Last week on Avian Beauty, I talked about the role of owls in our culture. This week, it’s the eagle’s turn.
Whether it’s music, the written word or our national symbol, the eagle is a much beloved figure in popular culture.
Bette Middler sang of eagles as the wing beneath her wings. Singer-songwriter John Denver wrote and performed a song about an eagle and a hawk. An American rock band is even named The Eagles.
And while every state in the United States of America has its own official bird, the bald eagle soars high above them all, representing the United States of America. Images of the iconic raptor can be found everywhere, from coins and paper currency to passports and the president’s official seal.
The bald eagle was partly chosen because of its association with authority and statehood in fact, the eagle had been used as a symbol of governmental power since Roman times.
The USA’s first official use of the bald eagle was on the one-cent coin issued in Massachusetts in 1776.
Not only is the eagle a national symbol, but a religious symbol too.
In Christian art, the eagle often represents the resurrection of Christ. It is the artistic symbol of the Gospel of St. John, perhaps because that text is lofty in it theological perspective, and it is one of the four animal symbols seen by the prophet Ezekiel in Ezekiel 1:10.
In the book of the prophet Isaiah, we read, “But those who hope in the Lord will renew their strength. They will soar on wings like eagles; they will run and not grow weary, they will walk and not be faint.” (Isaiah 40:31)
It’s not just modern religions – the eagle prominently appears in many ancient religions. It was sacred to the Greek god Zeus, to the Sumerians and to the Egyptians.
If you aren’t convinced that the bald eagle is extremely important to Americans, I’ll leave you with this. At least two acts of Congress make it a potential crime to possess even a single unauthorized feather. Bald eagles are a special part of our lives here in America. Are there other avian species that are special to Americans? Tune in next week to find out.
I hope you’ve enjoyed this episode of Avian Beauty. Thanks for listening.
Be sure to visit avianbeauty.com for more bird inspiration and information and please consider subscribing (for free) to our blog and podcast. I’m Scott Bourne. Happy birding.
If you’d like to show your appreciation for this site, please consider the purchase of prints or gifts featuring Scott’s bird art, visit scottbourne.photos for more information.

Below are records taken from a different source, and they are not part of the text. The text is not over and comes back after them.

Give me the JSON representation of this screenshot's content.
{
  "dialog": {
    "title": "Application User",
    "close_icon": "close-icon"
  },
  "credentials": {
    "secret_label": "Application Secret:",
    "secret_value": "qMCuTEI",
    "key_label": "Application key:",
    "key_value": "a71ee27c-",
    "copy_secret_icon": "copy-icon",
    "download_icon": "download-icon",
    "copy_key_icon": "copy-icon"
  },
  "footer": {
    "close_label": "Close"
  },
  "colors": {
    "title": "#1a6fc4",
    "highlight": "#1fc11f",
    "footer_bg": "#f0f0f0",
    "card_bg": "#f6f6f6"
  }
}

Scott Bourne is an Olympus Visionary, a professional bird/wildlife photographer, author and lecturer who specializes in birds. He is a pioneer in digital photography and was named one of the “30 most influential photographers on the Web” by Huffington Post. His photographic experience spans four decades and his bird/wildlife images have been published in more than 200 magazines and periodicals. He is also a Signed Master at Studio of Masters in China.
Scott has been a founder, co-founder, advisor or early stage investor in several technology companies such as NetRadio, Photofocus, and ViewBug.